“This initiative is very much a testing and learning activity for us, so we will be seeking feedback from customers as well as getting a better understanding of how our supply chain manages the new packaging throughout. This latest trial supports our broader goal of reducing, reusing, replacing and recycling more plastic.”
Sainsbury’s will closely monitor the supply chain process and customer feedback over the next 12 weeks to assess the overall performance of the trial before making a decision on next steps.
The trial will run into December and follows a range of initiatives the retailer has launched as part of its efforts to reduce, reuse, replace and recycle more plastic.
Sainsbury’s is also working alongside government and other businesses to support research and innovation in packaging and find long term, sustainable alternatives to plastic.
The retailer is looking to open source ideas, with a dedicated page on its website for customers, colleagues, manufacturers, entrepreneurs and other interested parties to submit ideas to help reduce plastic packaging: www.about.sainsburys.co.uk/helpreduceplastic. Since the launch of this online tool, Sainsbury’s has received over 600 suggestions.
Sainsbury’s is the first retailer to launch a ‘pre-cycling’ scheme across England and Scotland, allowing customers to deposit their unwanted plastic packaging before leaving the store. This scheme will offer customers dedicated recycle bins in stores and aims to recycle up to 1000 items per day in each store through the scheme. This scheme is an initial trial in 15 stores.
In addition, Sainsbury’s is launching the following initiatives over the coming weeks:
• Removing plastic bags from its bakery sections after a successful trial in three stores, removing 26 tonnes
• Removing plastic bags from fresh produce departments – plastic bags will be replaced with reusable produce bags, removing 480 tonnes per year
• Removing all plastic bags from online grocery deliveries from the start of October
• Replacing hard-to-recycle black plastic with more easily recyclable natural CPET trays in all chilled ready meals, including the new Taste the Difference range of Indian ready meals - this is set to save 180 tonnes of plastic
• Launching an exclusive partnership with Tefal to encourage customers to recycle used kitchenware in 333 stores

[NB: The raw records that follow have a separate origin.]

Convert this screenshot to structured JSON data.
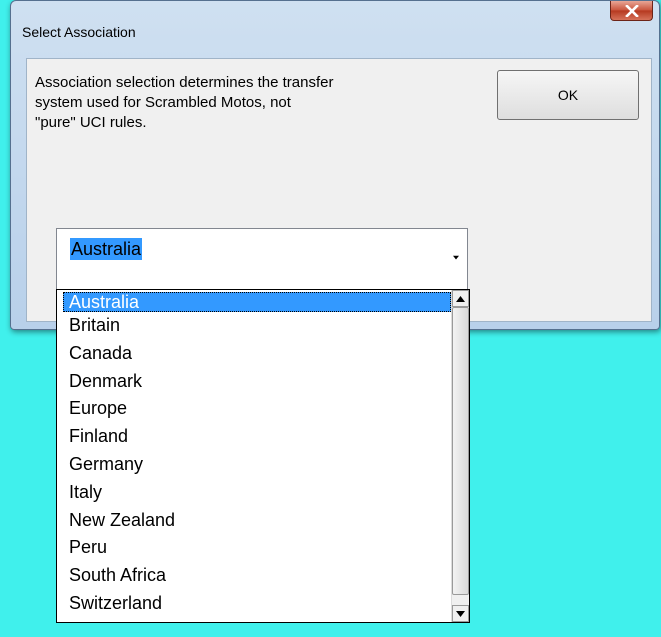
{
  "window": {
    "title": "Select Association"
  },
  "message": "Association selection determines the transfer\nsystem used for Scrambled Motos, not\n\"pure\" UCI rules.",
  "ok_button": "OK",
  "combo": {
    "value": "Australia"
  },
  "dropdown": {
    "items": [
      "Australia",
      "Britain",
      "Canada",
      "Denmark",
      "Europe",
      "Finland",
      "Germany",
      "Italy",
      "New Zealand",
      "Peru",
      "South Africa",
      "Switzerland"
    ],
    "selected_index": 0
  },
  "colors": {
    "desktop": "#40f0ec",
    "selection": "#3399ff",
    "close_button": "#c8523a"
  },
  "icons": [
    "close-icon",
    "dropdown-arrow-icon",
    "scroll-up-icon",
    "scroll-down-icon"
  ]
}
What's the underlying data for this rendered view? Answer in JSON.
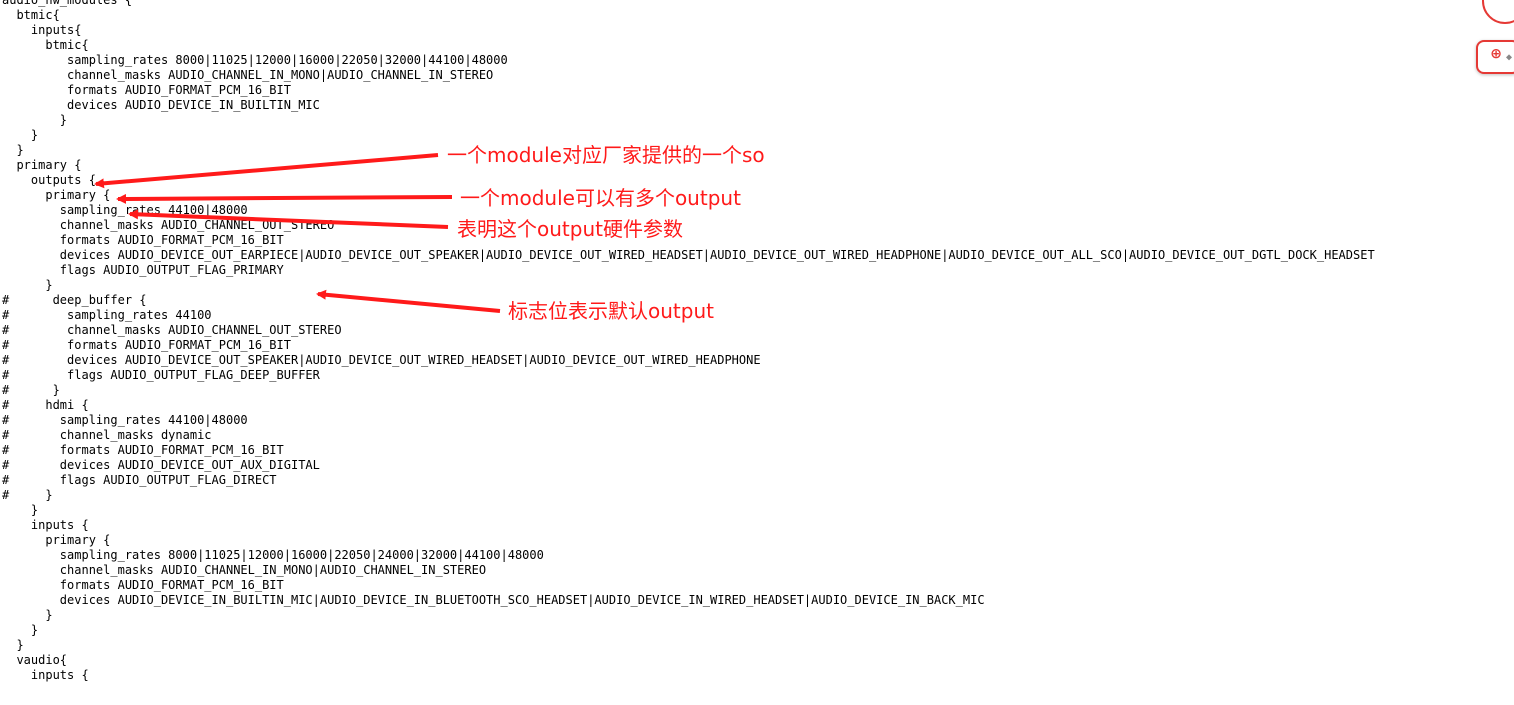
{
  "code_lines": [
    "audio_hw_modules {",
    "  btmic{",
    "    inputs{",
    "      btmic{",
    "         sampling_rates 8000|11025|12000|16000|22050|32000|44100|48000",
    "         channel_masks AUDIO_CHANNEL_IN_MONO|AUDIO_CHANNEL_IN_STEREO",
    "         formats AUDIO_FORMAT_PCM_16_BIT",
    "         devices AUDIO_DEVICE_IN_BUILTIN_MIC",
    "        }",
    "    }",
    "  }",
    "  primary {",
    "    outputs {",
    "      primary {",
    "        sampling_rates 44100|48000",
    "        channel_masks AUDIO_CHANNEL_OUT_STEREO",
    "        formats AUDIO_FORMAT_PCM_16_BIT",
    "        devices AUDIO_DEVICE_OUT_EARPIECE|AUDIO_DEVICE_OUT_SPEAKER|AUDIO_DEVICE_OUT_WIRED_HEADSET|AUDIO_DEVICE_OUT_WIRED_HEADPHONE|AUDIO_DEVICE_OUT_ALL_SCO|AUDIO_DEVICE_OUT_DGTL_DOCK_HEADSET",
    "        flags AUDIO_OUTPUT_FLAG_PRIMARY",
    "      }",
    "#      deep_buffer {",
    "#        sampling_rates 44100",
    "#        channel_masks AUDIO_CHANNEL_OUT_STEREO",
    "#        formats AUDIO_FORMAT_PCM_16_BIT",
    "#        devices AUDIO_DEVICE_OUT_SPEAKER|AUDIO_DEVICE_OUT_WIRED_HEADSET|AUDIO_DEVICE_OUT_WIRED_HEADPHONE",
    "#        flags AUDIO_OUTPUT_FLAG_DEEP_BUFFER",
    "#      }",
    "#     hdmi {",
    "#       sampling_rates 44100|48000",
    "#       channel_masks dynamic",
    "#       formats AUDIO_FORMAT_PCM_16_BIT",
    "#       devices AUDIO_DEVICE_OUT_AUX_DIGITAL",
    "#       flags AUDIO_OUTPUT_FLAG_DIRECT",
    "#     }",
    "    }",
    "    inputs {",
    "      primary {",
    "        sampling_rates 8000|11025|12000|16000|22050|24000|32000|44100|48000",
    "        channel_masks AUDIO_CHANNEL_IN_MONO|AUDIO_CHANNEL_IN_STEREO",
    "        formats AUDIO_FORMAT_PCM_16_BIT",
    "        devices AUDIO_DEVICE_IN_BUILTIN_MIC|AUDIO_DEVICE_IN_BLUETOOTH_SCO_HEADSET|AUDIO_DEVICE_IN_WIRED_HEADSET|AUDIO_DEVICE_IN_BACK_MIC",
    "      }",
    "    }",
    "  }",
    "  vaudio{",
    "    inputs {"
  ],
  "annotations": {
    "so_note": "一个module对应厂家提供的一个so",
    "outputs_note": "一个module可以有多个output",
    "hw_params_note": "表明这个output硬件参数",
    "flag_note": "标志位表示默认output"
  },
  "colors": {
    "annotation": "#ff1a1a",
    "text": "#000000",
    "background": "#ffffff"
  }
}
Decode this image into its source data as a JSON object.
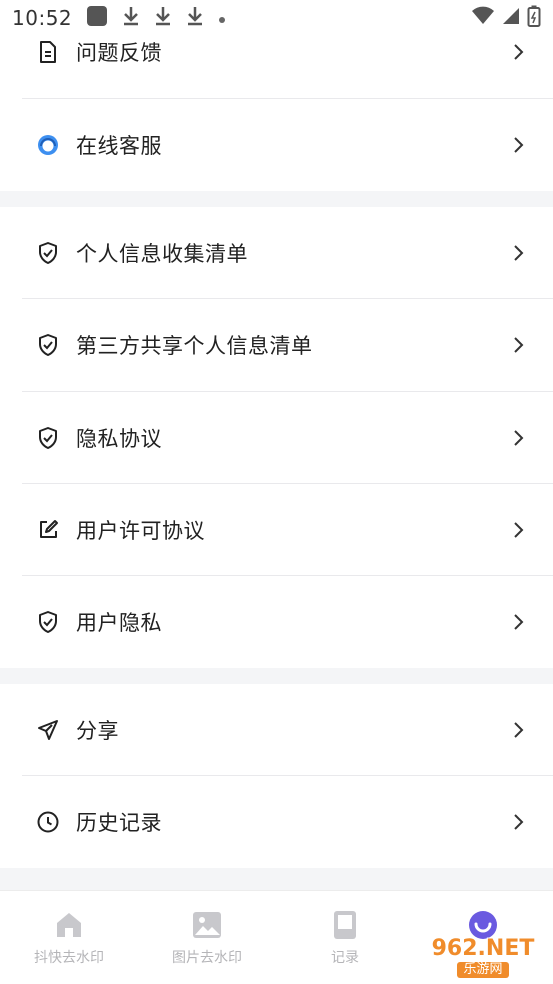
{
  "status_bar": {
    "time": "10:52"
  },
  "groups": {
    "support": {
      "items": [
        {
          "label": "问题反馈",
          "icon": "document-icon"
        },
        {
          "label": "在线客服",
          "icon": "customer-service-icon"
        }
      ]
    },
    "privacy": {
      "items": [
        {
          "label": "个人信息收集清单",
          "icon": "shield-check-icon"
        },
        {
          "label": "第三方共享个人信息清单",
          "icon": "shield-check-icon"
        },
        {
          "label": "隐私协议",
          "icon": "shield-check-icon"
        },
        {
          "label": "用户许可协议",
          "icon": "edit-icon"
        },
        {
          "label": "用户隐私",
          "icon": "shield-check-icon"
        }
      ]
    },
    "other": {
      "items": [
        {
          "label": "分享",
          "icon": "send-icon"
        },
        {
          "label": "历史记录",
          "icon": "clock-icon"
        }
      ]
    }
  },
  "tabbar": {
    "tabs": [
      {
        "label": "抖快去水印",
        "icon": "home-icon"
      },
      {
        "label": "图片去水印",
        "icon": "image-icon"
      },
      {
        "label": "记录",
        "icon": "record-icon"
      },
      {
        "label": "",
        "icon": "profile-icon"
      }
    ]
  },
  "watermark": {
    "top": "962.NET",
    "bottom": "乐游网"
  },
  "colors": {
    "accent": "#6a5ae0",
    "service_blue": "#3d8ff0",
    "background": "#f4f5f7"
  }
}
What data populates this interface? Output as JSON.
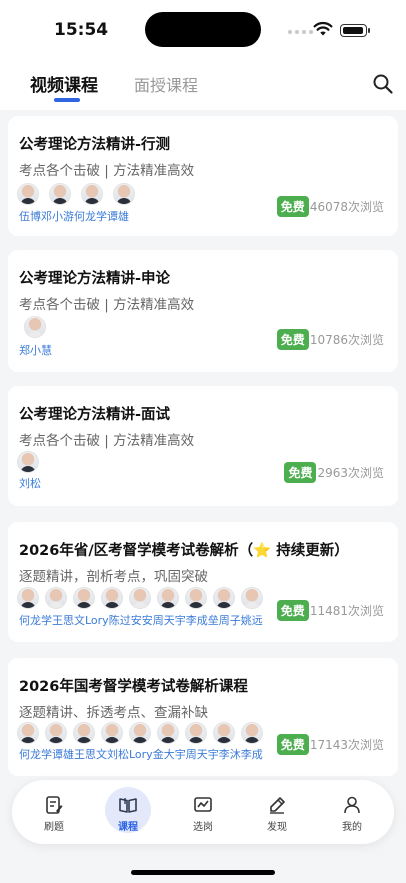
{
  "status": {
    "time": "15:54"
  },
  "header": {
    "tab_active": "视频课程",
    "tab_inactive": "面授课程"
  },
  "courses": [
    {
      "title": "公考理论方法精讲-行测",
      "subtitle": "考点各个击破 | 方法精准高效",
      "teachers": "伍博邓小游何龙学谭雄",
      "badge": "免费",
      "views": "46078次浏览"
    },
    {
      "title": "公考理论方法精讲-申论",
      "subtitle": "考点各个击破 | 方法精准高效",
      "teachers": "郑小慧",
      "badge": "免费",
      "views": "10786次浏览"
    },
    {
      "title": "公考理论方法精讲-面试",
      "subtitle": "考点各个击破 | 方法精准高效",
      "teachers": "刘松",
      "badge": "免费",
      "views": "2963次浏览"
    },
    {
      "title": "2026年省/区考督学模考试卷解析（⭐ 持续更新）",
      "subtitle": "逐题精讲，剖析考点，巩固突破",
      "teachers": "何龙学王思文Lory陈过安安周天宇李成垒周子姚远",
      "badge": "免费",
      "views": "11481次浏览"
    },
    {
      "title": "2026年国考督学模考试卷解析课程",
      "subtitle": "逐题精讲、拆透考点、查漏补缺",
      "teachers": "何龙学谭雄王思文刘松Lory金大宇周天宇李沐李成",
      "badge": "免费",
      "views": "17143次浏览"
    }
  ],
  "tabbar": {
    "items": [
      {
        "label": "刷题",
        "icon": "edit-icon"
      },
      {
        "label": "课程",
        "icon": "book-icon"
      },
      {
        "label": "选岗",
        "icon": "chart-icon"
      },
      {
        "label": "发现",
        "icon": "pen-icon"
      },
      {
        "label": "我的",
        "icon": "user-icon"
      }
    ]
  },
  "colors": {
    "accent": "#2f64e3",
    "badge": "#4cae4f",
    "teacher_link": "#3b7bd8"
  }
}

The supermarket has also announced that it has removed plastic trays from all feta cheese displays saving 36 tonnes of plastic each year.